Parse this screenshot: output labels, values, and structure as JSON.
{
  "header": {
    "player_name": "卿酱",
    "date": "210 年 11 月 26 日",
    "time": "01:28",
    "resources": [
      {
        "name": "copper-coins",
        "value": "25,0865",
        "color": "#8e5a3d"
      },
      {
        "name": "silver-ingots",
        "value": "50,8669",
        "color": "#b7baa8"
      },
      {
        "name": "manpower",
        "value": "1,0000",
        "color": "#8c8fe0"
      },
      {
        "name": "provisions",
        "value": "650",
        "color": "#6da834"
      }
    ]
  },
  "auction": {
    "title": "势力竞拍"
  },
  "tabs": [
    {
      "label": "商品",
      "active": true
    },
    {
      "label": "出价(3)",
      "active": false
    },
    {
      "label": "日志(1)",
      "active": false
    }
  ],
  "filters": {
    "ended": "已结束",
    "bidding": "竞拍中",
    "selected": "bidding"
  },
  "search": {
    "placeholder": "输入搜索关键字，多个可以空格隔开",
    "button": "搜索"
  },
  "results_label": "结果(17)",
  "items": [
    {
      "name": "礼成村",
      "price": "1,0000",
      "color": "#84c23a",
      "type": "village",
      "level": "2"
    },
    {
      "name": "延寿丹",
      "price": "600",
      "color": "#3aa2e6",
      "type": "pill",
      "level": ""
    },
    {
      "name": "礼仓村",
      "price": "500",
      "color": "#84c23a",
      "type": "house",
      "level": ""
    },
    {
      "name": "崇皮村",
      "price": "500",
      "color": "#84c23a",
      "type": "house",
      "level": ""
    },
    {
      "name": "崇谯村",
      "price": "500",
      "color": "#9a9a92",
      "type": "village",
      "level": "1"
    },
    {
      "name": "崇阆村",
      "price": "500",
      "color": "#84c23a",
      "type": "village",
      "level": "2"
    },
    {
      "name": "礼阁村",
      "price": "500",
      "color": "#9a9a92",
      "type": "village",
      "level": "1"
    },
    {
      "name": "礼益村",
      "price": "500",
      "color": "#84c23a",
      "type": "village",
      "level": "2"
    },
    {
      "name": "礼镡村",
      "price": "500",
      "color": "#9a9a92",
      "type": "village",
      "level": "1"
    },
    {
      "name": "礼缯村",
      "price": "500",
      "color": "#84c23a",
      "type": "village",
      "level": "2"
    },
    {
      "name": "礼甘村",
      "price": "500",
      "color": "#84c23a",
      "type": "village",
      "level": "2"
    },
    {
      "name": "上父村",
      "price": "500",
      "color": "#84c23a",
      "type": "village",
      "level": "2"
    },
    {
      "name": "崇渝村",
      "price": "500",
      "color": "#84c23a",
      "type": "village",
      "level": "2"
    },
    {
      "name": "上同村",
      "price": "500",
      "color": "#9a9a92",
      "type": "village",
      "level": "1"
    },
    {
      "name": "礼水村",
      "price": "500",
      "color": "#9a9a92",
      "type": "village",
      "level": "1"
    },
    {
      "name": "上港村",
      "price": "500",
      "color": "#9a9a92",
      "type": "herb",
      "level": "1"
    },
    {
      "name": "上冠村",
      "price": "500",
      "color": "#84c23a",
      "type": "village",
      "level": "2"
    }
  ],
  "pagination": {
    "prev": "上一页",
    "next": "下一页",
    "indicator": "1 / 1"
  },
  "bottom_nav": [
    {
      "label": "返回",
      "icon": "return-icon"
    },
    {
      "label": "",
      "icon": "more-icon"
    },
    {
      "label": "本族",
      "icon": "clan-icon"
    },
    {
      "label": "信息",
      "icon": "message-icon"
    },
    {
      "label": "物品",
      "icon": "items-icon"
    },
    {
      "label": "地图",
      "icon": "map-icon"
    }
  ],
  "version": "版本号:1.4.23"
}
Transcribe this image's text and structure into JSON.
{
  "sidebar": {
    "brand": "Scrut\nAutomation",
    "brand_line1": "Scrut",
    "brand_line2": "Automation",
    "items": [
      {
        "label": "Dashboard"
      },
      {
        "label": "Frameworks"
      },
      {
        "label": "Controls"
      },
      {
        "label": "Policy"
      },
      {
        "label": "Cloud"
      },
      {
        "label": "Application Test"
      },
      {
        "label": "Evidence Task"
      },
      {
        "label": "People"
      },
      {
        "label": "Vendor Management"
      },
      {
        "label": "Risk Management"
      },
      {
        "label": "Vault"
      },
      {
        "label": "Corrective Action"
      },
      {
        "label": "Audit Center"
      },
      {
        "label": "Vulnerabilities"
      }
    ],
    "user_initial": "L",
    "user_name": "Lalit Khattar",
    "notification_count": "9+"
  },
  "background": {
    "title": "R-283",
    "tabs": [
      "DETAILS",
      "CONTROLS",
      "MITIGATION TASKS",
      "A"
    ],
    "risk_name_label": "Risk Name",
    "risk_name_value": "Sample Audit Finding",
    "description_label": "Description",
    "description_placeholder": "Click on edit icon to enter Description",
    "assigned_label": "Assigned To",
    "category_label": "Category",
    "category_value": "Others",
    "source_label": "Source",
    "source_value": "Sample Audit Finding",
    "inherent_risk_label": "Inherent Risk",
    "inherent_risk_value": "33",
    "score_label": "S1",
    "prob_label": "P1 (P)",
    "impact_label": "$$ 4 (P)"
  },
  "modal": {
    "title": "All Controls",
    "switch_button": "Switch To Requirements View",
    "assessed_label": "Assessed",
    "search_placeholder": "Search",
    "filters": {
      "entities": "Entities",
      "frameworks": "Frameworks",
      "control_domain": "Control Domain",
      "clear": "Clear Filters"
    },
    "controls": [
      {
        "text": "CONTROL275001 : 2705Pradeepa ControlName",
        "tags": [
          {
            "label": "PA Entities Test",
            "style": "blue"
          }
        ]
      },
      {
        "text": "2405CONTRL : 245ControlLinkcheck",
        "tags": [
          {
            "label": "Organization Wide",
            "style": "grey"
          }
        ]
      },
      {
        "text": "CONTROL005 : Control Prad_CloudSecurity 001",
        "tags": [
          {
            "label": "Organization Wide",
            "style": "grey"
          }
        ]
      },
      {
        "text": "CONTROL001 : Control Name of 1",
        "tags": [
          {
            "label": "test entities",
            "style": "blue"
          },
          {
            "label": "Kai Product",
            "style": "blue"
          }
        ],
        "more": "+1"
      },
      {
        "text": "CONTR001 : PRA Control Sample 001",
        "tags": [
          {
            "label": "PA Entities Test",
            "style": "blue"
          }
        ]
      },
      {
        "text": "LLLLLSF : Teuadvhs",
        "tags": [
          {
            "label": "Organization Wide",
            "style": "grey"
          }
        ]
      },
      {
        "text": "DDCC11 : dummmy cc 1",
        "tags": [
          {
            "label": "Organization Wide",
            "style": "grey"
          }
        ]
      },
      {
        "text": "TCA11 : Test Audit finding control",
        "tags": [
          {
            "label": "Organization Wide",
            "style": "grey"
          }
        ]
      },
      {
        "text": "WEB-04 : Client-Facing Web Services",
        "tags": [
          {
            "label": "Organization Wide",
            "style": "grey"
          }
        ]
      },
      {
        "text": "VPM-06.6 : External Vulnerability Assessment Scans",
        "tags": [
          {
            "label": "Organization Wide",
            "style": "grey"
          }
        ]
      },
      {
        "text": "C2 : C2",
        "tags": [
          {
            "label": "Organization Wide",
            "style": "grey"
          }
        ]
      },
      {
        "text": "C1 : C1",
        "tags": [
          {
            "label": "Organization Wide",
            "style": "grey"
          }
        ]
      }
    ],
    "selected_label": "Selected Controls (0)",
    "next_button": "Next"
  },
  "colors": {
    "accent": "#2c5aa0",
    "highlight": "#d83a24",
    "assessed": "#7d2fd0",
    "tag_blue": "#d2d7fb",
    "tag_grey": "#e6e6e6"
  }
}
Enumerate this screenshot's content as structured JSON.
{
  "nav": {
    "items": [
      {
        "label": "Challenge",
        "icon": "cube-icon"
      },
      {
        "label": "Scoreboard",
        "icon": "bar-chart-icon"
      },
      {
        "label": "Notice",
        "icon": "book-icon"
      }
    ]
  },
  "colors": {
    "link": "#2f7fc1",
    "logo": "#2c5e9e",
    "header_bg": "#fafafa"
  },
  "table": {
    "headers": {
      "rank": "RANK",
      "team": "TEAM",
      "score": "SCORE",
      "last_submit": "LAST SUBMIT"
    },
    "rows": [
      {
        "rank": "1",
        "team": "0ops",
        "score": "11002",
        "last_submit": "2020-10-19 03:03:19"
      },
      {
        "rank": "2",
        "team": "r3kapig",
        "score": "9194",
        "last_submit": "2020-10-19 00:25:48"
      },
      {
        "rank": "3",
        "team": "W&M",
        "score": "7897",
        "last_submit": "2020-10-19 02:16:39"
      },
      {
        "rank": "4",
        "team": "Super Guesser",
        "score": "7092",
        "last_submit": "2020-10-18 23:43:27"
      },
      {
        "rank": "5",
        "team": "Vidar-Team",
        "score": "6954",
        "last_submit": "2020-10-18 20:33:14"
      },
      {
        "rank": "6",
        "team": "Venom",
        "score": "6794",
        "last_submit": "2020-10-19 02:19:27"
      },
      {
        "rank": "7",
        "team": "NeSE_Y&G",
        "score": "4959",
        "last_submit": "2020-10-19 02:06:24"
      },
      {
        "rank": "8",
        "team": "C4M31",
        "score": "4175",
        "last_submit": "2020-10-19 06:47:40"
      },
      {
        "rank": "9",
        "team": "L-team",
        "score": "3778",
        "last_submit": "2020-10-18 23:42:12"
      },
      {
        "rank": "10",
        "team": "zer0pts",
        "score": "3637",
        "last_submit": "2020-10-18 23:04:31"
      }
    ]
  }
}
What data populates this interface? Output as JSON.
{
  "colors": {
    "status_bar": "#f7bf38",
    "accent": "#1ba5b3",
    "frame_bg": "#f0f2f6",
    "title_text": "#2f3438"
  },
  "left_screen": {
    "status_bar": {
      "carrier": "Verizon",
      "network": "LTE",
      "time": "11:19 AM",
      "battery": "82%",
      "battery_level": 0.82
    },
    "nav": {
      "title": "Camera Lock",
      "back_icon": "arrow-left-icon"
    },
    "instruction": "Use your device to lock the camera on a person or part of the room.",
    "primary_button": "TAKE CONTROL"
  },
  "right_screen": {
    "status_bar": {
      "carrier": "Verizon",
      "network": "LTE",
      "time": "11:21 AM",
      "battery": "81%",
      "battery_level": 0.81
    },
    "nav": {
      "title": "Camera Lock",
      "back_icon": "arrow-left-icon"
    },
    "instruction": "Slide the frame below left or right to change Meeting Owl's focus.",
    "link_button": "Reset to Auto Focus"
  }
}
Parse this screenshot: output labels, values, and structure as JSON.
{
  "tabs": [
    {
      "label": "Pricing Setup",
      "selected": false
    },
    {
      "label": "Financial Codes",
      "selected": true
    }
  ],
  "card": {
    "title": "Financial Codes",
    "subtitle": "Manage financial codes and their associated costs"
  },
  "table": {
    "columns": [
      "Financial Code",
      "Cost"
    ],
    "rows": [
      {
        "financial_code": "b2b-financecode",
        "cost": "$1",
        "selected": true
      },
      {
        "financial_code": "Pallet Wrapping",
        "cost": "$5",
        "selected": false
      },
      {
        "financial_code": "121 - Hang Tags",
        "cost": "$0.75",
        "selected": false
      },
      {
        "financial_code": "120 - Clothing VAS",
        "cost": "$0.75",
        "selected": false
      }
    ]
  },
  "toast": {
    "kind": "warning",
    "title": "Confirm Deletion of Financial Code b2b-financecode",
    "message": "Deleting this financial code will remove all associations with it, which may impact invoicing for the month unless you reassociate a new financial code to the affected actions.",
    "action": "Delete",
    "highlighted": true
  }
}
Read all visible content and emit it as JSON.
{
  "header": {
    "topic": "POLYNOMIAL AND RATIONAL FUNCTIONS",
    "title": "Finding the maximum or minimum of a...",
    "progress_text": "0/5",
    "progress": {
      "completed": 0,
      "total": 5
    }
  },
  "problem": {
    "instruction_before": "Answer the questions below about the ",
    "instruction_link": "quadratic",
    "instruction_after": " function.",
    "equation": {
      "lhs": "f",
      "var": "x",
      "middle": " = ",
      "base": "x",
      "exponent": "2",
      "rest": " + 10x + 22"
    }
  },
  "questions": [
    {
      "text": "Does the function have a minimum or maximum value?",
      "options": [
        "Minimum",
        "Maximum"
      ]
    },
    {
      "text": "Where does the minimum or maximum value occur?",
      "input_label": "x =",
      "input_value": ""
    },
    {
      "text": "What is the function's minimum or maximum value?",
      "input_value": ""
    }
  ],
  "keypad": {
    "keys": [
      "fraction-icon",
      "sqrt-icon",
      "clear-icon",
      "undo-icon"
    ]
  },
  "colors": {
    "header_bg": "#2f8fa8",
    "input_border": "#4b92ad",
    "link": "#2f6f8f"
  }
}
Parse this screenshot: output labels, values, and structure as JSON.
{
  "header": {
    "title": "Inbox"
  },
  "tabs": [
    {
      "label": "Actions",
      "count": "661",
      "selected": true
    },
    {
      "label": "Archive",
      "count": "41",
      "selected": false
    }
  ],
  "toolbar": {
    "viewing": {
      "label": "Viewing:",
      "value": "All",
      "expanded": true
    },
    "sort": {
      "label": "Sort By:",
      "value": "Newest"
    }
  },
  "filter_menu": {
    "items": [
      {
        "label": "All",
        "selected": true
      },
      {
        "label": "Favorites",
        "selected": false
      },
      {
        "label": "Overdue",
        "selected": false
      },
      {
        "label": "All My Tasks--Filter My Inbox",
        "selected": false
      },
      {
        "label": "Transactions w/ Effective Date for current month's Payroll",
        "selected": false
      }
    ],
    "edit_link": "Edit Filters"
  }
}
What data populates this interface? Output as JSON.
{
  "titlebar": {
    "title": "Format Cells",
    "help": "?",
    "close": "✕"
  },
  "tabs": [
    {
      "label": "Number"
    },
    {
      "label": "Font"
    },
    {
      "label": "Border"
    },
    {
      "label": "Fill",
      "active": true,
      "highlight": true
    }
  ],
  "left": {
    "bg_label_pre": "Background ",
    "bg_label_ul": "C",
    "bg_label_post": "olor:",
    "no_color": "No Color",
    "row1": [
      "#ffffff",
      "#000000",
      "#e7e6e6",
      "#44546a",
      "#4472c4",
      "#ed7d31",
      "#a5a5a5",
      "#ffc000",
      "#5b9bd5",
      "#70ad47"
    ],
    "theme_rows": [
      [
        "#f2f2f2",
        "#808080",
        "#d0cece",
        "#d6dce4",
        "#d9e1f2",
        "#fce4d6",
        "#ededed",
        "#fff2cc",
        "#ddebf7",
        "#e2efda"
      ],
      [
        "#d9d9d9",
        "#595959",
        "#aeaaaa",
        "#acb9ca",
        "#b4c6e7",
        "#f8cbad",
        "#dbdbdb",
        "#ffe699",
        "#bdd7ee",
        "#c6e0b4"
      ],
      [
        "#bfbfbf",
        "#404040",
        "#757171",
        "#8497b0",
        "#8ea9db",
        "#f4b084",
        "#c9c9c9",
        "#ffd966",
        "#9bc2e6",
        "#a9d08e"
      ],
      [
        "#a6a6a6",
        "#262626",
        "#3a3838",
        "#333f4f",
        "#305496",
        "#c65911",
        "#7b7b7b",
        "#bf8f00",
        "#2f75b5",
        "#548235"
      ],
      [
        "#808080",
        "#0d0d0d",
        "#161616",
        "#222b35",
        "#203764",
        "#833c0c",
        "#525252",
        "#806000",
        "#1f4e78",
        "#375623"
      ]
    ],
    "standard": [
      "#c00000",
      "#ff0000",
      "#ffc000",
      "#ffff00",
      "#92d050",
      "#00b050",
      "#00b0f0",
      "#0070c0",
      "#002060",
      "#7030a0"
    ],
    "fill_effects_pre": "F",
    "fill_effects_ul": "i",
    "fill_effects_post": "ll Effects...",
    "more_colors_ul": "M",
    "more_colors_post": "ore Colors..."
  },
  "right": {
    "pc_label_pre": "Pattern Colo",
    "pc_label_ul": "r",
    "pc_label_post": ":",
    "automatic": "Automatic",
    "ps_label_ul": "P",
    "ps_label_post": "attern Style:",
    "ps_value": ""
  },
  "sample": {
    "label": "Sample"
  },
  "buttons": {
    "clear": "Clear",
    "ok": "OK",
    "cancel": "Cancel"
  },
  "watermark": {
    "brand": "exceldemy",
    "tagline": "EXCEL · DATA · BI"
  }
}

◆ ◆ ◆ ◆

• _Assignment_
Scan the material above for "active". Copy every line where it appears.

• _Task result_
      "active": true
      "active": false
      "active": false
      "active": true,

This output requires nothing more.